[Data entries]
....................

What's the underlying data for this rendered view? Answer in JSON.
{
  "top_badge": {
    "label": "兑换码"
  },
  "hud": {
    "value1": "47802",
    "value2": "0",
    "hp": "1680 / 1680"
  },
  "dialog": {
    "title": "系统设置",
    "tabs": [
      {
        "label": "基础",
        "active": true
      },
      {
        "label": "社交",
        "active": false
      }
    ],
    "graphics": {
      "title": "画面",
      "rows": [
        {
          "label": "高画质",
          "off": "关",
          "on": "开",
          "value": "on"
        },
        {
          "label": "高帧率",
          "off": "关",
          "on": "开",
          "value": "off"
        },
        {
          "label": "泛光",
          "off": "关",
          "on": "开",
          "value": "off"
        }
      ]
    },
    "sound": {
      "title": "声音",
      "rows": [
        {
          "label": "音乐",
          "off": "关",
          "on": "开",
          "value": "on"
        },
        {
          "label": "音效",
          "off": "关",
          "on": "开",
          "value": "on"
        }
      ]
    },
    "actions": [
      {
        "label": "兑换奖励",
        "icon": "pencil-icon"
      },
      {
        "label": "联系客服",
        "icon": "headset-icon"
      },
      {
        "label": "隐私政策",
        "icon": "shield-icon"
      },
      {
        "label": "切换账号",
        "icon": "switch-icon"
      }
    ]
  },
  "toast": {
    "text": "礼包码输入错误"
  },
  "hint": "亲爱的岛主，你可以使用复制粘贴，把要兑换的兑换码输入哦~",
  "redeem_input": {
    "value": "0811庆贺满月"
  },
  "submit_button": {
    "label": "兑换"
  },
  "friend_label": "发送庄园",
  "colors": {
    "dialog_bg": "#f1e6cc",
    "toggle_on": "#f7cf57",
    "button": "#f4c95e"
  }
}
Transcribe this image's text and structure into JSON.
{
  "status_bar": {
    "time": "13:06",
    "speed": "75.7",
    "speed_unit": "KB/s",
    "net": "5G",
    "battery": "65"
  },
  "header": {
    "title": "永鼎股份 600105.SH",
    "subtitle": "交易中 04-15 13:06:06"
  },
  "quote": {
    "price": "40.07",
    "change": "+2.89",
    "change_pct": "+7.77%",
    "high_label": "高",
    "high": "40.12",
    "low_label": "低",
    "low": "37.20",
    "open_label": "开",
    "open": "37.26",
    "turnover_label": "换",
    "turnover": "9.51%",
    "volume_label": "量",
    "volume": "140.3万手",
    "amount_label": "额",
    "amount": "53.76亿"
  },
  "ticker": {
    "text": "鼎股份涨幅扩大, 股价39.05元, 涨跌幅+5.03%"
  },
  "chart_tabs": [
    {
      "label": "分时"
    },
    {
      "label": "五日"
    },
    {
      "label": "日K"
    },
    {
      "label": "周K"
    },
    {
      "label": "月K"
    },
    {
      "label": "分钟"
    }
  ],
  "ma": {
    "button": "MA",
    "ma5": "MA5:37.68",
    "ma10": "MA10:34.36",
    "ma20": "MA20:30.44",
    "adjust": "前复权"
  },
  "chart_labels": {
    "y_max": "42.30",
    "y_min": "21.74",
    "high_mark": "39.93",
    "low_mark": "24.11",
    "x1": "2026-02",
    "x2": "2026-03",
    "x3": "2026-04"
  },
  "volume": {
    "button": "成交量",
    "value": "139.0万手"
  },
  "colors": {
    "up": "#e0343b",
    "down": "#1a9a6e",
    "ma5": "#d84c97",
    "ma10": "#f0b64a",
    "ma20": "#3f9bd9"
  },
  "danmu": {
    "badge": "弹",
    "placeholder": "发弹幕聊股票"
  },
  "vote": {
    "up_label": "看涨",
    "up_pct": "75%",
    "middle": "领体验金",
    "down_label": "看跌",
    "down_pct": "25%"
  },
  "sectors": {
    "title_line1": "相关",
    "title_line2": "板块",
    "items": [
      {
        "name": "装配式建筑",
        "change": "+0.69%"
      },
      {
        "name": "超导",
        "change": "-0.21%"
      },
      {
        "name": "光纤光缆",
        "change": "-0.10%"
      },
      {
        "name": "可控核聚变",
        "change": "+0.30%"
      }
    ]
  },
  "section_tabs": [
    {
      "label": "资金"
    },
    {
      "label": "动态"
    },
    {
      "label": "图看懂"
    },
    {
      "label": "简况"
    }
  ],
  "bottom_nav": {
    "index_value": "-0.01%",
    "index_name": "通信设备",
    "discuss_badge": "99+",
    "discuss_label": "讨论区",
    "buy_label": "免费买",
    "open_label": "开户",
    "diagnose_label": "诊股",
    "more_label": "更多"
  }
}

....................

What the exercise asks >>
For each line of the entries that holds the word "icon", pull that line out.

Task output >>
        "icon": "pencil-icon"
        "icon": "headset-icon"
        "icon": "shield-icon"
        "icon": "switch-icon"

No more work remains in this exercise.